At the start of the pandemic, Zongo, now 63, needed hospital treatment for bronchial pneumonia.
She paid for oxygen treatments at a private clinic, watching others die.
Now, she delivers her soaps and informs people about COVID-19.
Many inside and outside Burkina Faso do not trust virus data provided by the government, which has reported 15,514 cases and 265 deaths in total, noting a lack of testing and a health system the UN has called among the world's weakest.
Burkina Faso has also struggled to rollout COVID-19 vaccines.
Despite being part of COVAX, the UN-backed program to provide shots to developing nations, the country was one of the world's last to receive the jabs.
Vaccine hesitancy runs so deep that even radio host Sawadogo has yet to receive a jab.
She worries about links between the vaccines and rare blood clots in women, widely publicized during a fumbled rollout of the AstraZeneca vaccine in Europe.
Zongo is also not vaccinated, insisting she first wants to finish medication for a recent accident.
Both women are part of a gender gap that experts fear means African women are the world's least vaccinated population.
But Zongo and Sawadogo say they will eventually be vaccinated and continue spreading messages about COVID-19 and advocate for women.

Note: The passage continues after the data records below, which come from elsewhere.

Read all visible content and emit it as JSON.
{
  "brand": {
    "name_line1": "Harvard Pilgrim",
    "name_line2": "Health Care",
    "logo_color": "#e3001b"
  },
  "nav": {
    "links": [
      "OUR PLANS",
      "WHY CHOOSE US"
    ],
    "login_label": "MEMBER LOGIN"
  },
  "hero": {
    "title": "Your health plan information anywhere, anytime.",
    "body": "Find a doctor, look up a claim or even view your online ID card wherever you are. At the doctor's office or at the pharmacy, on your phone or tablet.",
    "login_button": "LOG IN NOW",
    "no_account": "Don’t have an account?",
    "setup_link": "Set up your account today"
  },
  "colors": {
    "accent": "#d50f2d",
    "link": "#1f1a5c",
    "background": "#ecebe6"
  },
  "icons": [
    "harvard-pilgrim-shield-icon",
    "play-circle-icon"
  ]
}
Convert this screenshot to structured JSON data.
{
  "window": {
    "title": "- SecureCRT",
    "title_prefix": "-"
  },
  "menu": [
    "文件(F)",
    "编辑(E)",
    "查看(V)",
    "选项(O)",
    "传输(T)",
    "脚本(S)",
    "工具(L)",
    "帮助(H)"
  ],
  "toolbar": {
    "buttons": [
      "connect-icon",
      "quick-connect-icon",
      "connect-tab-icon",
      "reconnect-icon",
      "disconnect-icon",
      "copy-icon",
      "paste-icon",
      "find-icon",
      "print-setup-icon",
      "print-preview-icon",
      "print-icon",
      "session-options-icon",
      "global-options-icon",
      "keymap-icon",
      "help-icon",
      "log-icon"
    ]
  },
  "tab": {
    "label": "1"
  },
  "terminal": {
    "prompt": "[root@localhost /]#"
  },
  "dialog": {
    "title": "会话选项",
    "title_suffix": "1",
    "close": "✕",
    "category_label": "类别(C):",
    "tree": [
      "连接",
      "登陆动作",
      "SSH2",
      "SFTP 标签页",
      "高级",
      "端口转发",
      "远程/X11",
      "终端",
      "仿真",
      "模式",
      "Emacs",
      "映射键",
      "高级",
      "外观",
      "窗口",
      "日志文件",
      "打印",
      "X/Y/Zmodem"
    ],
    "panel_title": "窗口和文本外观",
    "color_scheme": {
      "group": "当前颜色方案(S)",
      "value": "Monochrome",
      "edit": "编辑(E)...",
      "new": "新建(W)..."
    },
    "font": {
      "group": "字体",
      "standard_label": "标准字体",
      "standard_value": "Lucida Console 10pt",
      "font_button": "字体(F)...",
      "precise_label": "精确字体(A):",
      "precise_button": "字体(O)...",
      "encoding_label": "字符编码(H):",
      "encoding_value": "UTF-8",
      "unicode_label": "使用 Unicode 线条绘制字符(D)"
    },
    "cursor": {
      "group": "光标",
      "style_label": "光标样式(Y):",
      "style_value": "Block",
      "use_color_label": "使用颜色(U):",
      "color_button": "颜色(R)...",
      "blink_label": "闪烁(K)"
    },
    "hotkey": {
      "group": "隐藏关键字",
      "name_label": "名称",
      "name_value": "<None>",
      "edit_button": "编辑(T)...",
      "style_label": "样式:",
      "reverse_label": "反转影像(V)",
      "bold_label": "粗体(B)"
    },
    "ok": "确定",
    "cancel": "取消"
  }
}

"It is true that we have many problems, we are victims of many actions, but women need to know that they are like a phoenix," Zongo said. "Whatever difficulties we may have, whatever the cost, they (women) must know in their hearts that they have the ability, to rise from the ashes."